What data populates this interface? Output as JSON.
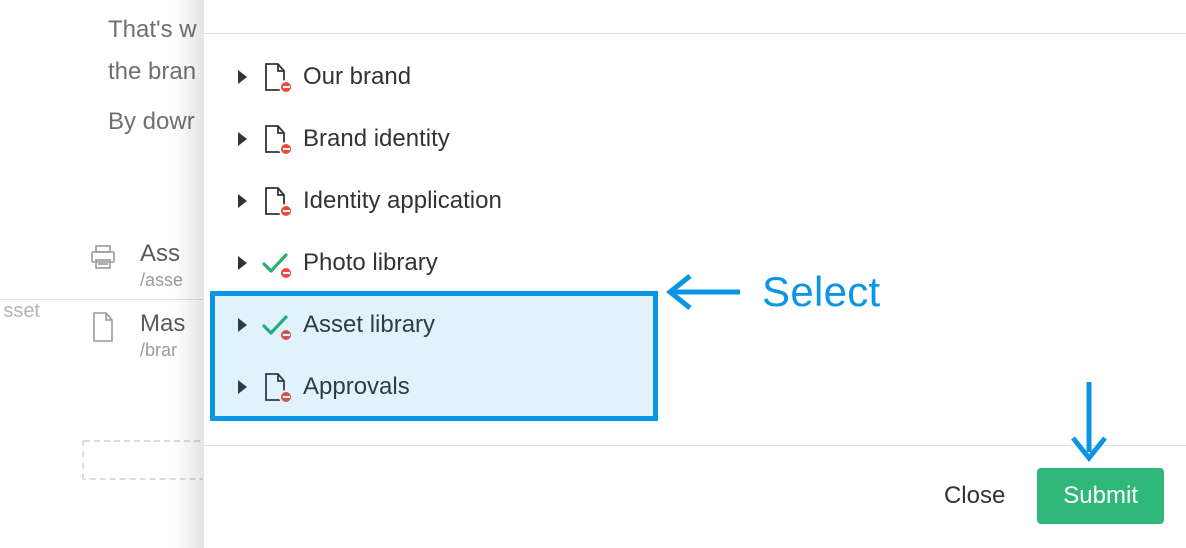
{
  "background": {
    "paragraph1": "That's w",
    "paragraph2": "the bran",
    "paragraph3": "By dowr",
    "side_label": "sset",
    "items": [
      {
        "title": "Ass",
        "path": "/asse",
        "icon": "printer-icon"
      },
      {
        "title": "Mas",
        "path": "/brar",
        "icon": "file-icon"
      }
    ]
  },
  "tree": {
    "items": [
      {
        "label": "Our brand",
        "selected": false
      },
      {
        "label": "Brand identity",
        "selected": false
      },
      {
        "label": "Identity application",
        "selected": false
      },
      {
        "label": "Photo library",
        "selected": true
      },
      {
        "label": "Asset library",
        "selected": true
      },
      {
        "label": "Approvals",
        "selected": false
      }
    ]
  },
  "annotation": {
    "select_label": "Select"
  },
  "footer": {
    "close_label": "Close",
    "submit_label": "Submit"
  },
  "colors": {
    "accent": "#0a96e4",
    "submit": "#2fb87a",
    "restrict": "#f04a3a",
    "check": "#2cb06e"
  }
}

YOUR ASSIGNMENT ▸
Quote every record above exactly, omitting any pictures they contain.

EXERCISE ANSWER ▸
What data populates this interface? Output as JSON.
{
  "background": {
    "paragraph1": "That's w",
    "paragraph2": "the bran",
    "paragraph3": "By dowr",
    "side_label": "sset",
    "items": [
      {
        "title": "Ass",
        "path": "/asse",
        "icon": "printer-icon"
      },
      {
        "title": "Mas",
        "path": "/brar",
        "icon": "file-icon"
      }
    ]
  },
  "tree": {
    "items": [
      {
        "label": "Our brand",
        "selected": false
      },
      {
        "label": "Brand identity",
        "selected": false
      },
      {
        "label": "Identity application",
        "selected": false
      },
      {
        "label": "Photo library",
        "selected": true
      },
      {
        "label": "Asset library",
        "selected": true
      },
      {
        "label": "Approvals",
        "selected": false
      }
    ]
  },
  "annotation": {
    "select_label": "Select"
  },
  "footer": {
    "close_label": "Close",
    "submit_label": "Submit"
  },
  "colors": {
    "accent": "#0a96e4",
    "submit": "#2fb87a",
    "restrict": "#f04a3a",
    "check": "#2cb06e"
  }
}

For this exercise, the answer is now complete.